Eyewitnesses described how they saw peacekeepers standing by while unarmed civilians were shot dead outside the gates of a UN base before being dragged away. They also said that local leaders have been handed over to government forces after seeking shelter with UN officials.
The violence has driven tens of thousands of civilians into hiding in the Nuba Mountains, which are controlled by rebel fighters and where public anger at the UN has left peacekeepers afraid to leave their bases, according to officers from the mission's Egyptian contingent.
When fighting erupted in the South Kordofan state capital of Kadugli in early June, tens of thousands of terrified civilians flocked to a "safe haven" directly outside the gates of the UN Missions in Sudan (Unmis) base.
Hawa Mando, a school teacher, reached the camp for internally displaced people on 5 June with her family after fighting in the town forced her to flee her home. She witnessed government agents and irregular troops known as the Popular Defence Force – notorious for atrocities in Darfur – entering the camp hunting for people on a list of government critics.
"They had lists of people they were looking for," said the mother of seven. "Local spies would point people out and they would shoot them." She continued: "In front of my eyes I saw six people shot dead. They just dragged the bodies away by their feet like slaughtered sheep.
"People were crying and screaming and the UN soldiers just stood and watched in their watchtowers."
Kouider Zerrouk, an Unmis spokesman based in Khartoum, denied that peacekeepers had stood by while civilians were killed.

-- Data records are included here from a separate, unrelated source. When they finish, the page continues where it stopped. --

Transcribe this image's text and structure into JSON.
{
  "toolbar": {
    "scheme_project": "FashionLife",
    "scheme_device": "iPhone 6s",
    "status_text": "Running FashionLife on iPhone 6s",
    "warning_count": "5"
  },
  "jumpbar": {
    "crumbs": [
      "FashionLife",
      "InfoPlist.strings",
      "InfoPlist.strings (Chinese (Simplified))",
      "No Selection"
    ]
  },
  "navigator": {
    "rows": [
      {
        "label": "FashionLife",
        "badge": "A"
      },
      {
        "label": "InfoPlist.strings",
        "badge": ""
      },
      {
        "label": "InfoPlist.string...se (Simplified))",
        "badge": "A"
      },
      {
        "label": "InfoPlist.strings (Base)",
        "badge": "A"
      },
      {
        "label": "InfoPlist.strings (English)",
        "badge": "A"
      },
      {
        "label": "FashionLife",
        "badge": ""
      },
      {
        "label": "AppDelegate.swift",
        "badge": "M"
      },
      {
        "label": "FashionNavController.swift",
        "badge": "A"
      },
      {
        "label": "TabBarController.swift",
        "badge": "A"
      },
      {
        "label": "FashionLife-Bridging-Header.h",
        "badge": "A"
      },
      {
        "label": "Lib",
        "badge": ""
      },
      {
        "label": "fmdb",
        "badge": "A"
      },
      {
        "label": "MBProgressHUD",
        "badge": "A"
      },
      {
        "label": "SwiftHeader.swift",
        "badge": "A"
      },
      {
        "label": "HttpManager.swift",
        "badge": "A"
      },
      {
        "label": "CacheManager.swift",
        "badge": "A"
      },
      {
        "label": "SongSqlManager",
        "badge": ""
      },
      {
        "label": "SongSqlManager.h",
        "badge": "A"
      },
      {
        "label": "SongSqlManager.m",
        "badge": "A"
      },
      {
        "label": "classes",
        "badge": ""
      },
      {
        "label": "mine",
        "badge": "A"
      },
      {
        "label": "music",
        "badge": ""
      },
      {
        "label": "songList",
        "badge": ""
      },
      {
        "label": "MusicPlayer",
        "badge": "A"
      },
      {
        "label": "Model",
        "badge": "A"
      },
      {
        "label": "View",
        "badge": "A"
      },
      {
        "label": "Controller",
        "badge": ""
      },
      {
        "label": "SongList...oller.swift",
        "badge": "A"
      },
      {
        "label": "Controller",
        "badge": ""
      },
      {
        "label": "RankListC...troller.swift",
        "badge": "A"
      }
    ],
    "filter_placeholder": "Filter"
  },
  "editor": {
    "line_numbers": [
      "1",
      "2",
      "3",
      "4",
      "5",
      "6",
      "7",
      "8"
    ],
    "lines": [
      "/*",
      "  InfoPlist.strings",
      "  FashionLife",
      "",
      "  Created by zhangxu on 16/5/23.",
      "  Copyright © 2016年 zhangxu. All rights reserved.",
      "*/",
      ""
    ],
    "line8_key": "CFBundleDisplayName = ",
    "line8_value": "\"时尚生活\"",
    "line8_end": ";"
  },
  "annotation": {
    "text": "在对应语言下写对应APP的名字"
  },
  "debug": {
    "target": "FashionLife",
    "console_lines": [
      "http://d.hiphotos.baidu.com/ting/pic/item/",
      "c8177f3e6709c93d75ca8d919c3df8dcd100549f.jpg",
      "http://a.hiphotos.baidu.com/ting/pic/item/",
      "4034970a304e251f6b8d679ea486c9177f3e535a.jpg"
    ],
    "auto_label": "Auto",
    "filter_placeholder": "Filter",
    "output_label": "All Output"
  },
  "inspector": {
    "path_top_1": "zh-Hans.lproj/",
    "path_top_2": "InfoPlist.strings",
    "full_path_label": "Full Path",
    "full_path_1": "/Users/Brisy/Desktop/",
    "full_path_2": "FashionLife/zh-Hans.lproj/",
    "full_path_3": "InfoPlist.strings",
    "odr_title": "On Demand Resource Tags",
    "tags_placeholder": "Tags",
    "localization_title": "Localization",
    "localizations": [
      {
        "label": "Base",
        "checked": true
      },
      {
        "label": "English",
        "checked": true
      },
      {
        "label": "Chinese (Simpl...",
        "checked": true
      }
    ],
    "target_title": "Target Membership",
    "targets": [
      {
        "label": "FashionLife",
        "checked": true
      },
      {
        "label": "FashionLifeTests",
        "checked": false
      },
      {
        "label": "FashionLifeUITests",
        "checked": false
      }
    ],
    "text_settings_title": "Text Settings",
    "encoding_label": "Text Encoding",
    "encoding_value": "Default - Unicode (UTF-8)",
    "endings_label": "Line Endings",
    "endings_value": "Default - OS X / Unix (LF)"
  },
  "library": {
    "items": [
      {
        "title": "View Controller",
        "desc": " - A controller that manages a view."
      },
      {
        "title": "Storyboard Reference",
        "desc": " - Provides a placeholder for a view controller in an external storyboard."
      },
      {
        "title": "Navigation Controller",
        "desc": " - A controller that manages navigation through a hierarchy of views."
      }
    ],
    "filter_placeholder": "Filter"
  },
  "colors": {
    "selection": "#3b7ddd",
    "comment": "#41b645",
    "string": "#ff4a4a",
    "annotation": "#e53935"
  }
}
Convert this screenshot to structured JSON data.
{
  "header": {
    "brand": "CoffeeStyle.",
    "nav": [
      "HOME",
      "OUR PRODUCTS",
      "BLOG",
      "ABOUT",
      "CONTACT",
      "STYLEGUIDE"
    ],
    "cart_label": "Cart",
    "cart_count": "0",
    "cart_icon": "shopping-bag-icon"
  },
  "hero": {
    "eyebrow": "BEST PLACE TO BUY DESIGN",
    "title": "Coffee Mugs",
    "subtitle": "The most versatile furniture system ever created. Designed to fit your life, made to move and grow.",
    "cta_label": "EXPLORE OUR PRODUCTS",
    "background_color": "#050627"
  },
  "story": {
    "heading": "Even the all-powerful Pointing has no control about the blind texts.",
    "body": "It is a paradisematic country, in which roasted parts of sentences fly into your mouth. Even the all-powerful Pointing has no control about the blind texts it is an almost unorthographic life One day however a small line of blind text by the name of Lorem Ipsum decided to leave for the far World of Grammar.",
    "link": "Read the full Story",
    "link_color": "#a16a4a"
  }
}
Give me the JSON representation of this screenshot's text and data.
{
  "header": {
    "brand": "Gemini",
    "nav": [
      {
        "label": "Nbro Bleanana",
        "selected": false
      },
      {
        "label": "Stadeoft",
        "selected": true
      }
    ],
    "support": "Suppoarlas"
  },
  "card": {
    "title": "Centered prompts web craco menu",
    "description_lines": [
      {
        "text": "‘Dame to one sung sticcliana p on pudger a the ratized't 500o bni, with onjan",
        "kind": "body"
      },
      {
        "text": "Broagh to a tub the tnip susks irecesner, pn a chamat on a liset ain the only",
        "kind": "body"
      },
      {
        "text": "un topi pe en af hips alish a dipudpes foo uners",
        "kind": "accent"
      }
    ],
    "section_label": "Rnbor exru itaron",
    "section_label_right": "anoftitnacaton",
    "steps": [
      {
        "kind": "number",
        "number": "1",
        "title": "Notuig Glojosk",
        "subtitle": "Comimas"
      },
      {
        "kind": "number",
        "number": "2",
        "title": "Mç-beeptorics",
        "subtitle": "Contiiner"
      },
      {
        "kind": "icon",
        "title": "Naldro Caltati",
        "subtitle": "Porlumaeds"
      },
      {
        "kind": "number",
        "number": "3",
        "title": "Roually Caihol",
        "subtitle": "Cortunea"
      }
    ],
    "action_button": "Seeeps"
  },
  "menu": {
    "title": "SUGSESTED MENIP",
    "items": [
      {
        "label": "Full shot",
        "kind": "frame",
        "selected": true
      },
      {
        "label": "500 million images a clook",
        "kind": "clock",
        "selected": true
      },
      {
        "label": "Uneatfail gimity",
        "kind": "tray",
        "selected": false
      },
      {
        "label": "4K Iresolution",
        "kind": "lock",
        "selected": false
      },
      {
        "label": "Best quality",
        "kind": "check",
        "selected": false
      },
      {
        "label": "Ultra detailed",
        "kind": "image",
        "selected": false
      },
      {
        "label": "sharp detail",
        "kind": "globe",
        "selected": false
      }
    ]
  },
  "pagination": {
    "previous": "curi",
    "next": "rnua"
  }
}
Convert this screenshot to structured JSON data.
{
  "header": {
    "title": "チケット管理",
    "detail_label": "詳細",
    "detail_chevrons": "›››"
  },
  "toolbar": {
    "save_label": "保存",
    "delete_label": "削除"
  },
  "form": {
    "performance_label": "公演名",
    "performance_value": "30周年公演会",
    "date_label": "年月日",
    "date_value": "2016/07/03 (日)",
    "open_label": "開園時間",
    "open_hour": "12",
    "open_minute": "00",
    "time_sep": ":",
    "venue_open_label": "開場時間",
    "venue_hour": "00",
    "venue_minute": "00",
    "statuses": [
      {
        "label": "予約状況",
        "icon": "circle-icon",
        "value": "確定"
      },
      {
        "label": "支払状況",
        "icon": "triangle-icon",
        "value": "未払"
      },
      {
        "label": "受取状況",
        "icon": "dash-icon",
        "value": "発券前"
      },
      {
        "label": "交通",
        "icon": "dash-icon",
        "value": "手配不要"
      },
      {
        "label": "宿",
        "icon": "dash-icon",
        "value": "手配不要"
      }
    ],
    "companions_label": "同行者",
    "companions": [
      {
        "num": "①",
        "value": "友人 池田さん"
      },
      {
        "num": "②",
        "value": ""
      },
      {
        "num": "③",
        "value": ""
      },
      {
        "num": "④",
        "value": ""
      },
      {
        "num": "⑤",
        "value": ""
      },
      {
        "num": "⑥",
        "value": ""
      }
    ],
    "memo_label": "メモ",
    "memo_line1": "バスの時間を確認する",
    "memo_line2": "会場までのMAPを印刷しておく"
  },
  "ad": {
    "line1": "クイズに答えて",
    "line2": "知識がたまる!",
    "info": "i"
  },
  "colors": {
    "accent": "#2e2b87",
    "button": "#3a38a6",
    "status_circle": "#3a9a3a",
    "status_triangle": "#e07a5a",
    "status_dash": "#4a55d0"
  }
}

The Khartoum regime has been attacking the South Kordofan region for at least a month as tensions rise before South Sudan's declaration of independence tomorrow.Reuse content